The Dallas Cowboys have only six draft picks this year. But add their "redshirt rookies" to this year's draft class, and this year's freshman class could end up having a much bigger impact on overall team performance than the number of 2013 draft picks would suggest.
Fourth-round linebacker Kyle Wilber played all of 16 snaps last season on defense. Fourth-round safety Matt Johnson, fifth-round receiver Danny Coale and seventh-round linebacker Caleb McSurdy didn't play a single snap of NFL football. Add UDFA guard Ronald Leary, whom the Cowboys consider their eighth draft pick from 2012, and the Cowboys have five "redshirt rookies" from last season who could bolster this year's freshman class.
The Cowboys like to think of these players as rookies, albeit with an asterisk. What these players have going for them is that they are slightly ahead on the NFL learning curve versus the incoming rookie class. By now, they are all familiar with the physical and mental demands of the NFL. They are familiar with the playbook. They should be stronger and, if they have sufficiently recovered from their various injuries, should be expected to compete for playing time. Also, even though 2012 was largely a redshirt season for most of these players, 2013 is their second NFL season, the season when many young NFL players make their biggest jump in performance.
The one thing these players do not have going for them is that they do not have the allure of the new that makes the incoming class of rookies so exciting for fans and media alike. But just because they are not this year's shiny new toys doesn't mean they are of no value for the Cowboys, far from it. Think about it this way:
What if, in addition to this year's six draft picks, the Cowboys could additionally get a fourth-round linebacker, a fourth-round safety, a fifth-round wide receiver and a guard with a fourth- to fifth-round grade? Or, going strictly by the projected rounds on the CBSSports big board, they would get OLB Zaviar Gooden, Missouri (4th rd.), FS Tony Jefferson, Oklahoma (4th-5th), WR Josh Boyce, TCU (5th) and OT Xavier Nixon, Florida (5th) in addition to their six other picks? That would be quite a haul, and illustrates the potential impact the redshirt rookies could have on this year's freshman class for the Cowboys.
But, as much as I hate to write this, there may also be a downside to the idea of the redshirt rookie. And the downside is that if ignore everything you've ever heard about comparing apples and oranges and mentally add up this year's six picks with the five or so redshirt rookies, it might lead you to the erroneous conclusion that with so many draft picks at your disposal, trading up may be a good idea.
Don't think for a minute that this hasn't been extensively discussed at Valley Ranch, espcially if the Cowboys only have 16 players with a first-round grade, as Mike Fisher is reporting. Bundling the 18th and 47th pick could conceivably get the Cowboys the 9th pick; bundling the 18th and 80th could be enough for the 14th pick.
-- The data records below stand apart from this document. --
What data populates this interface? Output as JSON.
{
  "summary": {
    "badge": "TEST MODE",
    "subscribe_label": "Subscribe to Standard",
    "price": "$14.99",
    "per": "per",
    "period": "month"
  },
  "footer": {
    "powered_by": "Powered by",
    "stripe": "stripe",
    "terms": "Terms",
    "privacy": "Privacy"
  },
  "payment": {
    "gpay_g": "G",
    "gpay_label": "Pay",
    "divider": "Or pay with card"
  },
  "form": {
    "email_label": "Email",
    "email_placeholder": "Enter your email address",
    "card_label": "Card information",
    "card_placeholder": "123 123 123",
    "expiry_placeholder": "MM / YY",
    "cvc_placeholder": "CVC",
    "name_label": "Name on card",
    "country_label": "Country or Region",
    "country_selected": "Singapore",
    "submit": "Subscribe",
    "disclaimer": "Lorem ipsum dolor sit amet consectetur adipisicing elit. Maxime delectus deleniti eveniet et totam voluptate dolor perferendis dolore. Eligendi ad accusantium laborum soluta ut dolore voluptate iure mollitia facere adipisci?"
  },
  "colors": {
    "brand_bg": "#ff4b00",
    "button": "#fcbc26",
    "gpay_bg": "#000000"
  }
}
So trading up in the first could cost the Cowboys either their second or third rounder if they want to get a player with a first-round grade. But those second- and third-round picks should reasonably project as starters, and the Cowboys need more quality players who can become starters, not less. And ultimately, that's what makes these redshirt rookies so exciting: there's a chance that one or two of them could become starters down the line. And that's already more than can be said about a draft pick that you've traded away.